Humans are not in NamTar’s database of 11 million species which indicates that Earth is well outside of known space.
Pilot’s multitasking capabilities may be unique to his species, as NamTar had not been able to locate them elsewhere, in spite of his large database.
Pilot’s species has rapid healing and regenerative capabilities.
Pilot’s species commonly bond themselves to Leviathans and give their lives to the service of others.
What we learn most vividly in this episode is what Aeryn learns about herself. She sees her actual self for the first time, and the revelation has an enormous influence on her going forward.
The feeling of compassion she claimed to hate in “Premiere” wells up as her shipmates ruthlessly cut off Pilot’s arm in exchange for an alleged star map. “How could you? Pilot is defenseless,” she says to them. “Compassion? From a Peacekeeper?” D’Argo mocks, but yes, Aeryn has been pushed to a compassion she didn’t realize she had. Zhaan, D’Argo, and Rygel are complicit in the mutilation of Pilot, but Crichton is not, and their shared moral position draws them closer. At the idea that everyone else will be going home if NamTar’s maps are accurate, she is forced to face her greatest fear, again, one she never realized she had:
<I was born a Peacekeeper soldier clip>
Separation and solitude unnerve her, but she realizes that it is a path she must take. Having been deviously injected with Pilot’s DNA by NamTar, Aeryn is forced on a path no one else has taken: becoming a hybrid Sebacean-Pilot.
NamTar took advantage of Aeryn’s fear of being alone. Originally uninterested in his “experiments” that located planets by DNA, she went back to him because, as she tells Crichton,
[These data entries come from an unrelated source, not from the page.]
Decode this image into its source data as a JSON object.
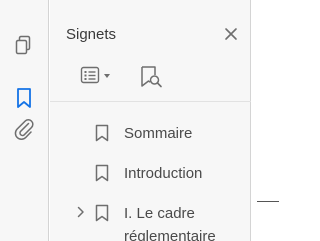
{
  "colors": {
    "accent": "#1473e6",
    "icon_gray": "#6e6e6e",
    "text": "#4a4a4a",
    "panel_bg": "#f7f7f7"
  },
  "toolrail": {
    "icons": [
      "page-thumbnails-icon",
      "bookmark-icon",
      "attachment-icon"
    ],
    "active": "bookmark-icon"
  },
  "panel": {
    "title": "Signets",
    "close_icon": "close-icon",
    "toolbar": {
      "options_icon": "list-options-icon",
      "new_bookmark_icon": "new-bookmark-icon"
    }
  },
  "bookmarks": [
    {
      "label": "Sommaire",
      "expandable": false
    },
    {
      "label": "Introduction",
      "expandable": false
    },
    {
      "label": "I. Le cadre\nréglementaire",
      "expandable": true
    }
  ]
}
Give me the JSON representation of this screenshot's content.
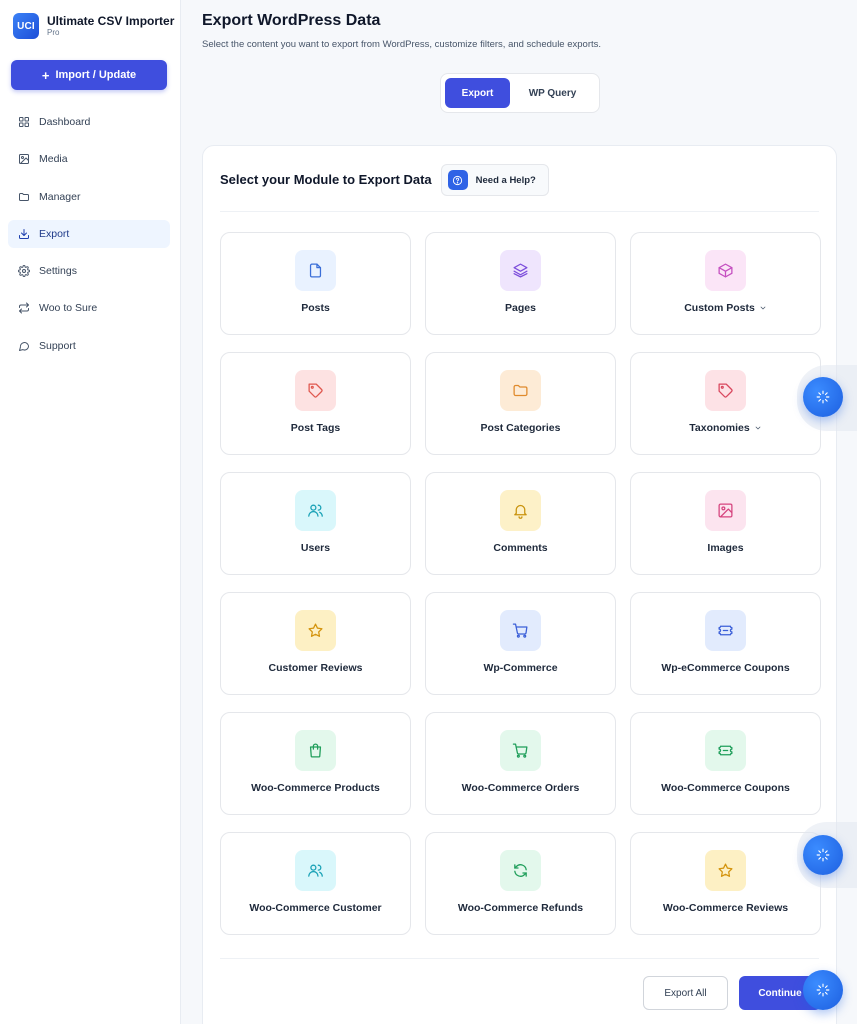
{
  "sidebar": {
    "brand": {
      "logo": "UCI",
      "title": "Ultimate CSV Importer",
      "subtitle": "Pro"
    },
    "import_button": {
      "icon": "plus-icon",
      "label": "Import / Update"
    },
    "items": [
      {
        "label": "Dashboard",
        "icon": "grid-icon",
        "active": false
      },
      {
        "label": "Media",
        "icon": "image-icon",
        "active": false
      },
      {
        "label": "Manager",
        "icon": "folder-icon",
        "active": false
      },
      {
        "label": "Export",
        "icon": "download-icon",
        "active": true
      },
      {
        "label": "Settings",
        "icon": "gear-icon",
        "active": false
      },
      {
        "label": "Woo to Sure",
        "icon": "swap-icon",
        "active": false
      },
      {
        "label": "Support",
        "icon": "chat-icon",
        "active": false
      }
    ]
  },
  "header": {
    "title": "Export WordPress Data",
    "subtitle": "Select the content you want to export from WordPress, customize filters, and schedule exports."
  },
  "toggle": {
    "export_label": "Export",
    "wpquery_label": "WP Query"
  },
  "card": {
    "title": "Select your Module to Export Data",
    "help_label": "Need a Help?",
    "modules": [
      {
        "label": "Posts",
        "icon": "file-icon",
        "bg": "#e9f2ff",
        "color": "#3b6fd8",
        "dropdown": false
      },
      {
        "label": "Pages",
        "icon": "layers-icon",
        "bg": "#efe5fd",
        "color": "#7c4ddb",
        "dropdown": false
      },
      {
        "label": "Custom Posts",
        "icon": "box-icon",
        "bg": "#fbe5f7",
        "color": "#c44fc0",
        "dropdown": true
      },
      {
        "label": "Post Tags",
        "icon": "tag-icon",
        "bg": "#fde2e2",
        "color": "#e0584f",
        "dropdown": false
      },
      {
        "label": "Post Categories",
        "icon": "folder-icon",
        "bg": "#fdebd6",
        "color": "#e08a2c",
        "dropdown": false
      },
      {
        "label": "Taxonomies",
        "icon": "tag-icon",
        "bg": "#fde2e6",
        "color": "#d9485f",
        "dropdown": true
      },
      {
        "label": "Users",
        "icon": "users-icon",
        "bg": "#d9f7fb",
        "color": "#1aa2b6",
        "dropdown": false
      },
      {
        "label": "Comments",
        "icon": "bell-icon",
        "bg": "#fdf1c8",
        "color": "#c9930d",
        "dropdown": false
      },
      {
        "label": "Images",
        "icon": "image-icon",
        "bg": "#fce4ef",
        "color": "#d6457f",
        "dropdown": false
      },
      {
        "label": "Customer Reviews",
        "icon": "star-icon",
        "bg": "#fdf0c4",
        "color": "#d4940e",
        "dropdown": false
      },
      {
        "label": "Wp-Commerce",
        "icon": "cart-icon",
        "bg": "#e2ebfd",
        "color": "#3b5fd8",
        "dropdown": false
      },
      {
        "label": "Wp-eCommerce Coupons",
        "icon": "ticket-icon",
        "bg": "#e2ebfd",
        "color": "#3b5fd8",
        "dropdown": false
      },
      {
        "label": "Woo-Commerce Products",
        "icon": "bag-icon",
        "bg": "#e3f8ec",
        "color": "#1f9e5a",
        "dropdown": false
      },
      {
        "label": "Woo-Commerce Orders",
        "icon": "cart-icon",
        "bg": "#e3f8ec",
        "color": "#1f9e5a",
        "dropdown": false
      },
      {
        "label": "Woo-Commerce Coupons",
        "icon": "ticket-icon",
        "bg": "#e3f8ec",
        "color": "#1f9e5a",
        "dropdown": false
      },
      {
        "label": "Woo-Commerce Customer",
        "icon": "users-icon",
        "bg": "#d9f7fb",
        "color": "#1aa2b6",
        "dropdown": false
      },
      {
        "label": "Woo-Commerce Refunds",
        "icon": "refresh-icon",
        "bg": "#e3f8ec",
        "color": "#1f9e5a",
        "dropdown": false
      },
      {
        "label": "Woo-Commerce Reviews",
        "icon": "star-icon",
        "bg": "#fdf0c4",
        "color": "#d4940e",
        "dropdown": false
      }
    ],
    "export_all_label": "Export All",
    "continue_label": "Continue"
  },
  "colors": {
    "primary": "#3f4ede",
    "accent_blue": "#2f63e6"
  }
}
“I wanted him to find me a place where I could belong. I didn’t want to get left behind. I’m so scared.”
Her admission of fear to Crichton, unimaginable in previous episodes, expresses the immediate fear of the disease changing her body, and her existential fear of being separated and alone. Crichton is her only connection, tenuous though it is.
The genetic mutation NamTar inflicts on her is not just a brush with physical death but a brush with the death of her self as she feels her conscious identity slip away from her. Crichton (of course) saves her, but the experience gives her a new way to view herself:
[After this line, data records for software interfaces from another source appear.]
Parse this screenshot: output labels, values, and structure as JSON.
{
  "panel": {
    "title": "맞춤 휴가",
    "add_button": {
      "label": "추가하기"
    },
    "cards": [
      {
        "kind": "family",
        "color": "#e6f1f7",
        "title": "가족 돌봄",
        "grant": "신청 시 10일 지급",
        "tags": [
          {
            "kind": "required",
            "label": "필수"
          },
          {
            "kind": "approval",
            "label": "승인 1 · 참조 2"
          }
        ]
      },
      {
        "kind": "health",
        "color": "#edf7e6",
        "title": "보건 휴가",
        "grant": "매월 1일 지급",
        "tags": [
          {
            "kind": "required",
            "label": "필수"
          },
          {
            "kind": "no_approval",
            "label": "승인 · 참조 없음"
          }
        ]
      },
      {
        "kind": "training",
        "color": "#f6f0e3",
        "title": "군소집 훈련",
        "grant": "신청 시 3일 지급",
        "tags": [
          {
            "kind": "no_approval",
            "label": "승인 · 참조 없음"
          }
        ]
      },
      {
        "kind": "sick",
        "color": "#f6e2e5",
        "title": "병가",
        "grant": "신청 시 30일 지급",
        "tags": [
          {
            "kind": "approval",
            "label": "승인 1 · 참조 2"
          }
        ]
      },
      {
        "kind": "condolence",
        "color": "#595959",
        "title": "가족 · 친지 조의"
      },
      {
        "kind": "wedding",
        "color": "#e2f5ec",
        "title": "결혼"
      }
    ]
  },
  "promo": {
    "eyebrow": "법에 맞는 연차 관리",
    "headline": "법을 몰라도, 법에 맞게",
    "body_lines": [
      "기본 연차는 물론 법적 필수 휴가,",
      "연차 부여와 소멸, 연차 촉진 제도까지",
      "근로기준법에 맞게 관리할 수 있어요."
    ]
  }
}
<It was me clip>
What she learns in her near self-death experience is how to look inward to her self, not just outward to how her environment defines her, and that’s bery significant for the rest of Farsacpe.
The biggest difficulty with this episode is the basic premise of Zhaan, D’Argo, and Rygel wanting to go home. Even without yet knowing what we learn in latter episodes, it was obvious in this episode that going home would not be a desire for Zhaan and D’Argo. Rygel wants to go home to Hyneria, yes, to reclaim his rightful place on the throne. But Zhaan and D’Argo are both exiled, and going to their home worlds would mean death sentences. These facts are conveniently forgotten in the plot. Certainly, they both wish they could go home, but they would not take up the opportunity to go home as unhesitatingly as this episode portrays.
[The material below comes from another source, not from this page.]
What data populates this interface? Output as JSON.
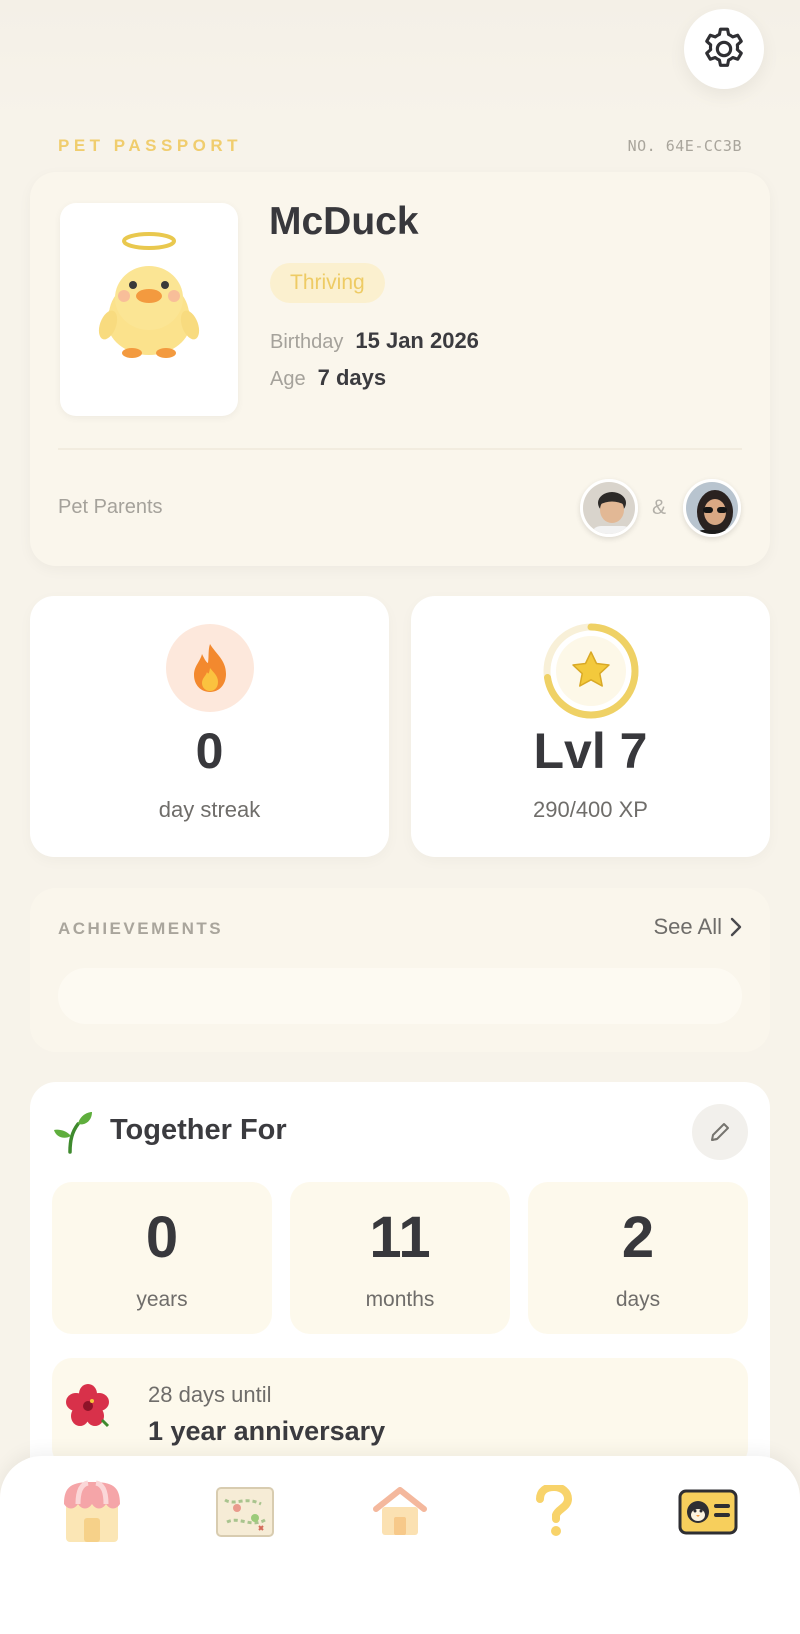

The concept of the genetic map is not very convincing. NamTar knows where their home worlds are and is offering them,
<genetic map clip>
NamTar doesn’t need to collect DNA samples from them to map out a route to their home worlds. DNA doesn’t add anything to knowing where they are, where Peacekeepers are, or how to get to their homes. The genetic map is a weak plot element.
NamTar says he has 11 million species in his database. He does not specify if that is the number of species of animals, sentient beings, or what exactly. That seems like a big number, but scientists estimate that there are somewhere between 6 to 8 million species alive on Earth today. So, 11 million is not a high number of species in general. If NamTar’s database is of sentient species, as the episode seems to imply, then we are talking about millions of worlds, and that is an amazing accomplishment.
We could quibble with how quickly NamTar reverted to its original form. And we could say that Aeryn recovering physically as though nothing had happened is a Star Trek ending, but Aeryn has been mentally and existentially altered forever more, and that is not Star Trek, that’s Farscape.